Data for analysis
- - -

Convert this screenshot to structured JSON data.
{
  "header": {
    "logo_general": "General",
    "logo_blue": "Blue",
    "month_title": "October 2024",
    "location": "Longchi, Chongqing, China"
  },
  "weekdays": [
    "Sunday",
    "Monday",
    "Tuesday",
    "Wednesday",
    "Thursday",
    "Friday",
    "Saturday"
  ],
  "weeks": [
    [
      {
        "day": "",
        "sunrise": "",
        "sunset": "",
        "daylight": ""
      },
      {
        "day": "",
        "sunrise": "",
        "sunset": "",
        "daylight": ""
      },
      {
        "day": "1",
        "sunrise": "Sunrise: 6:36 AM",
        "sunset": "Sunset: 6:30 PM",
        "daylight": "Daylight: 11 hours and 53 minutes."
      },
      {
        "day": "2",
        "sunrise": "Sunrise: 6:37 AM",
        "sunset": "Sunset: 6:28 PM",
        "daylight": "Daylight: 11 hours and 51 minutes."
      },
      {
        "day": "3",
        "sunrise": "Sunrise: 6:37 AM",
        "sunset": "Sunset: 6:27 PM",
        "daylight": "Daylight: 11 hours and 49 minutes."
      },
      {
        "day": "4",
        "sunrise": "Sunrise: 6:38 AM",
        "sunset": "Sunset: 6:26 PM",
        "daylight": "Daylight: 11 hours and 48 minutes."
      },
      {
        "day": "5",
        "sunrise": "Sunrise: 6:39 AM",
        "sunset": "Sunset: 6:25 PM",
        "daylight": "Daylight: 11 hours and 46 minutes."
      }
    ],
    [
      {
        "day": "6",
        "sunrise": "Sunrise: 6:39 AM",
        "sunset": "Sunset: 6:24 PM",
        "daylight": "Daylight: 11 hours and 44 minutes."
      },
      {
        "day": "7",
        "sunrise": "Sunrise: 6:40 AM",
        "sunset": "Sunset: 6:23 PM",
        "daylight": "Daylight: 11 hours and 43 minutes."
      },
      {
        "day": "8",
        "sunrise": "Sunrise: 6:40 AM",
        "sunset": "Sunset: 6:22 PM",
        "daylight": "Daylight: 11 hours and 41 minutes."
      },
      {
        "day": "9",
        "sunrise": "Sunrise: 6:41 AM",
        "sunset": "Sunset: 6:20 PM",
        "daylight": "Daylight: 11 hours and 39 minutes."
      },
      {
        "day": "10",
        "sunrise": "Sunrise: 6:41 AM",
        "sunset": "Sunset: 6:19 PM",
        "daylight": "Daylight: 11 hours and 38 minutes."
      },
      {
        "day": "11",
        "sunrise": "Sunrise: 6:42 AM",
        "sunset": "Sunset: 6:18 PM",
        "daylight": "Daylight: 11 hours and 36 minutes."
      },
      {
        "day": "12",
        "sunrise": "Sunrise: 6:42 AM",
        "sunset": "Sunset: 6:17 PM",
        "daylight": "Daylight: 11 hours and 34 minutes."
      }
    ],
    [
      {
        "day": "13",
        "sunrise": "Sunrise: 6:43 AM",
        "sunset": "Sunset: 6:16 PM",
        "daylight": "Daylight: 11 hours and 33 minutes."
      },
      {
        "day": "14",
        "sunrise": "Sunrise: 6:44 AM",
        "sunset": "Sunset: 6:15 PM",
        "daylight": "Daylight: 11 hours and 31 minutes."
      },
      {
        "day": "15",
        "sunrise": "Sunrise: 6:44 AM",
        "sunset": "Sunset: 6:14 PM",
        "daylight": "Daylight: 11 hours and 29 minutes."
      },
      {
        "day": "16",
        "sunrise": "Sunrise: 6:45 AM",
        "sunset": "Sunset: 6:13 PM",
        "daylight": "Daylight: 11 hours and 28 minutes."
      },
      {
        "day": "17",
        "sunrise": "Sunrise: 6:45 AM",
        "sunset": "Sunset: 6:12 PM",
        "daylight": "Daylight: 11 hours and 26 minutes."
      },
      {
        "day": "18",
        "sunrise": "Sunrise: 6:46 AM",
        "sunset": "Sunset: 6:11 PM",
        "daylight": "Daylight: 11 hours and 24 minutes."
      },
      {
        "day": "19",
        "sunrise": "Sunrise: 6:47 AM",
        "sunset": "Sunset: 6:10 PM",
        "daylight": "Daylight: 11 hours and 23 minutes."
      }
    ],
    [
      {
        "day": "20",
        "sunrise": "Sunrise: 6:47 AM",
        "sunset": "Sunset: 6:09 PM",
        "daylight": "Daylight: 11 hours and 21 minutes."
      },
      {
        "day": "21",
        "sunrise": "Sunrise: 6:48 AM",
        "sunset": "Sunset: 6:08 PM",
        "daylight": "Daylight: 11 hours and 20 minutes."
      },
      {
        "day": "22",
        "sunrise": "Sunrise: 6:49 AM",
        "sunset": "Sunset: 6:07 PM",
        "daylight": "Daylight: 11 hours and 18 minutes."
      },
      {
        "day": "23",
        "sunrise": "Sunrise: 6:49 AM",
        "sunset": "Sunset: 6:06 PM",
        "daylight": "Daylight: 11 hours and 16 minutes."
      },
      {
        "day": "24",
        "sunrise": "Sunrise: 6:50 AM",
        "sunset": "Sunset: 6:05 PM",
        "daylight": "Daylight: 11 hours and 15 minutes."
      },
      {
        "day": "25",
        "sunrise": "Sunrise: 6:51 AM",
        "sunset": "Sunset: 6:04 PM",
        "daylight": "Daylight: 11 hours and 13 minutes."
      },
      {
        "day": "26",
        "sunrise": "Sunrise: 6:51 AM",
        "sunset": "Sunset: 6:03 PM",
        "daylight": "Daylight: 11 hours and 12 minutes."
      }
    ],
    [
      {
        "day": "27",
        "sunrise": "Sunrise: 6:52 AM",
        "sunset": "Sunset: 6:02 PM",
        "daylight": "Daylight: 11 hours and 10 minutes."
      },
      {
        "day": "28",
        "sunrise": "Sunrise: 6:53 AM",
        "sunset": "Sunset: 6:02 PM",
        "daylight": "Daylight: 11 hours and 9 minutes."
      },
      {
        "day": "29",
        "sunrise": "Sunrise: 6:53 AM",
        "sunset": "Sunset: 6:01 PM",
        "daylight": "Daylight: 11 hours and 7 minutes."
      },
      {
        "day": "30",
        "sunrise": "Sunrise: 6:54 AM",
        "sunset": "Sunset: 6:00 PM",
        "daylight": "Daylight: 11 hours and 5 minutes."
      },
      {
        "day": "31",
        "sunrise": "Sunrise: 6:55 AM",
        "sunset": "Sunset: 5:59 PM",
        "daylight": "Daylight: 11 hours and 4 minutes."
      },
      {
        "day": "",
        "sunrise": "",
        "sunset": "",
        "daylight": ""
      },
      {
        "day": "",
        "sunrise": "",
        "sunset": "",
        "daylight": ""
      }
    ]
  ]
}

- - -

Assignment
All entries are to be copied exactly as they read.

Output of the exercise
Convert this screenshot to structured JSON data.
{
  "header": {
    "logo_general": "General",
    "logo_blue": "Blue",
    "month_title": "October 2024",
    "location": "Longchi, Chongqing, China"
  },
  "weekdays": [
    "Sunday",
    "Monday",
    "Tuesday",
    "Wednesday",
    "Thursday",
    "Friday",
    "Saturday"
  ],
  "weeks": [
    [
      {
        "day": "",
        "sunrise": "",
        "sunset": "",
        "daylight": ""
      },
      {
        "day": "",
        "sunrise": "",
        "sunset": "",
        "daylight": ""
      },
      {
        "day": "1",
        "sunrise": "Sunrise: 6:36 AM",
        "sunset": "Sunset: 6:30 PM",
        "daylight": "Daylight: 11 hours and 53 minutes."
      },
      {
        "day": "2",
        "sunrise": "Sunrise: 6:37 AM",
        "sunset": "Sunset: 6:28 PM",
        "daylight": "Daylight: 11 hours and 51 minutes."
      },
      {
        "day": "3",
        "sunrise": "Sunrise: 6:37 AM",
        "sunset": "Sunset: 6:27 PM",
        "daylight": "Daylight: 11 hours and 49 minutes."
      },
      {
        "day": "4",
        "sunrise": "Sunrise: 6:38 AM",
        "sunset": "Sunset: 6:26 PM",
        "daylight": "Daylight: 11 hours and 48 minutes."
      },
      {
        "day": "5",
        "sunrise": "Sunrise: 6:39 AM",
        "sunset": "Sunset: 6:25 PM",
        "daylight": "Daylight: 11 hours and 46 minutes."
      }
    ],
    [
      {
        "day": "6",
        "sunrise": "Sunrise: 6:39 AM",
        "sunset": "Sunset: 6:24 PM",
        "daylight": "Daylight: 11 hours and 44 minutes."
      },
      {
        "day": "7",
        "sunrise": "Sunrise: 6:40 AM",
        "sunset": "Sunset: 6:23 PM",
        "daylight": "Daylight: 11 hours and 43 minutes."
      },
      {
        "day": "8",
        "sunrise": "Sunrise: 6:40 AM",
        "sunset": "Sunset: 6:22 PM",
        "daylight": "Daylight: 11 hours and 41 minutes."
      },
      {
        "day": "9",
        "sunrise": "Sunrise: 6:41 AM",
        "sunset": "Sunset: 6:20 PM",
        "daylight": "Daylight: 11 hours and 39 minutes."
      },
      {
        "day": "10",
        "sunrise": "Sunrise: 6:41 AM",
        "sunset": "Sunset: 6:19 PM",
        "daylight": "Daylight: 11 hours and 38 minutes."
      },
      {
        "day": "11",
        "sunrise": "Sunrise: 6:42 AM",
        "sunset": "Sunset: 6:18 PM",
        "daylight": "Daylight: 11 hours and 36 minutes."
      },
      {
        "day": "12",
        "sunrise": "Sunrise: 6:42 AM",
        "sunset": "Sunset: 6:17 PM",
        "daylight": "Daylight: 11 hours and 34 minutes."
      }
    ],
    [
      {
        "day": "13",
        "sunrise": "Sunrise: 6:43 AM",
        "sunset": "Sunset: 6:16 PM",
        "daylight": "Daylight: 11 hours and 33 minutes."
      },
      {
        "day": "14",
        "sunrise": "Sunrise: 6:44 AM",
        "sunset": "Sunset: 6:15 PM",
        "daylight": "Daylight: 11 hours and 31 minutes."
      },
      {
        "day": "15",
        "sunrise": "Sunrise: 6:44 AM",
        "sunset": "Sunset: 6:14 PM",
        "daylight": "Daylight: 11 hours and 29 minutes."
      },
      {
        "day": "16",
        "sunrise": "Sunrise: 6:45 AM",
        "sunset": "Sunset: 6:13 PM",
        "daylight": "Daylight: 11 hours and 28 minutes."
      },
      {
        "day": "17",
        "sunrise": "Sunrise: 6:45 AM",
        "sunset": "Sunset: 6:12 PM",
        "daylight": "Daylight: 11 hours and 26 minutes."
      },
      {
        "day": "18",
        "sunrise": "Sunrise: 6:46 AM",
        "sunset": "Sunset: 6:11 PM",
        "daylight": "Daylight: 11 hours and 24 minutes."
      },
      {
        "day": "19",
        "sunrise": "Sunrise: 6:47 AM",
        "sunset": "Sunset: 6:10 PM",
        "daylight": "Daylight: 11 hours and 23 minutes."
      }
    ],
    [
      {
        "day": "20",
        "sunrise": "Sunrise: 6:47 AM",
        "sunset": "Sunset: 6:09 PM",
        "daylight": "Daylight: 11 hours and 21 minutes."
      },
      {
        "day": "21",
        "sunrise": "Sunrise: 6:48 AM",
        "sunset": "Sunset: 6:08 PM",
        "daylight": "Daylight: 11 hours and 20 minutes."
      },
      {
        "day": "22",
        "sunrise": "Sunrise: 6:49 AM",
        "sunset": "Sunset: 6:07 PM",
        "daylight": "Daylight: 11 hours and 18 minutes."
      },
      {
        "day": "23",
        "sunrise": "Sunrise: 6:49 AM",
        "sunset": "Sunset: 6:06 PM",
        "daylight": "Daylight: 11 hours and 16 minutes."
      },
      {
        "day": "24",
        "sunrise": "Sunrise: 6:50 AM",
        "sunset": "Sunset: 6:05 PM",
        "daylight": "Daylight: 11 hours and 15 minutes."
      },
      {
        "day": "25",
        "sunrise": "Sunrise: 6:51 AM",
        "sunset": "Sunset: 6:04 PM",
        "daylight": "Daylight: 11 hours and 13 minutes."
      },
      {
        "day": "26",
        "sunrise": "Sunrise: 6:51 AM",
        "sunset": "Sunset: 6:03 PM",
        "daylight": "Daylight: 11 hours and 12 minutes."
      }
    ],
    [
      {
        "day": "27",
        "sunrise": "Sunrise: 6:52 AM",
        "sunset": "Sunset: 6:02 PM",
        "daylight": "Daylight: 11 hours and 10 minutes."
      },
      {
        "day": "28",
        "sunrise": "Sunrise: 6:53 AM",
        "sunset": "Sunset: 6:02 PM",
        "daylight": "Daylight: 11 hours and 9 minutes."
      },
      {
        "day": "29",
        "sunrise": "Sunrise: 6:53 AM",
        "sunset": "Sunset: 6:01 PM",
        "daylight": "Daylight: 11 hours and 7 minutes."
      },
      {
        "day": "30",
        "sunrise": "Sunrise: 6:54 AM",
        "sunset": "Sunset: 6:00 PM",
        "daylight": "Daylight: 11 hours and 5 minutes."
      },
      {
        "day": "31",
        "sunrise": "Sunrise: 6:55 AM",
        "sunset": "Sunset: 5:59 PM",
        "daylight": "Daylight: 11 hours and 4 minutes."
      },
      {
        "day": "",
        "sunrise": "",
        "sunset": "",
        "daylight": ""
      },
      {
        "day": "",
        "sunrise": "",
        "sunset": "",
        "daylight": ""
      }
    ]
  ]
}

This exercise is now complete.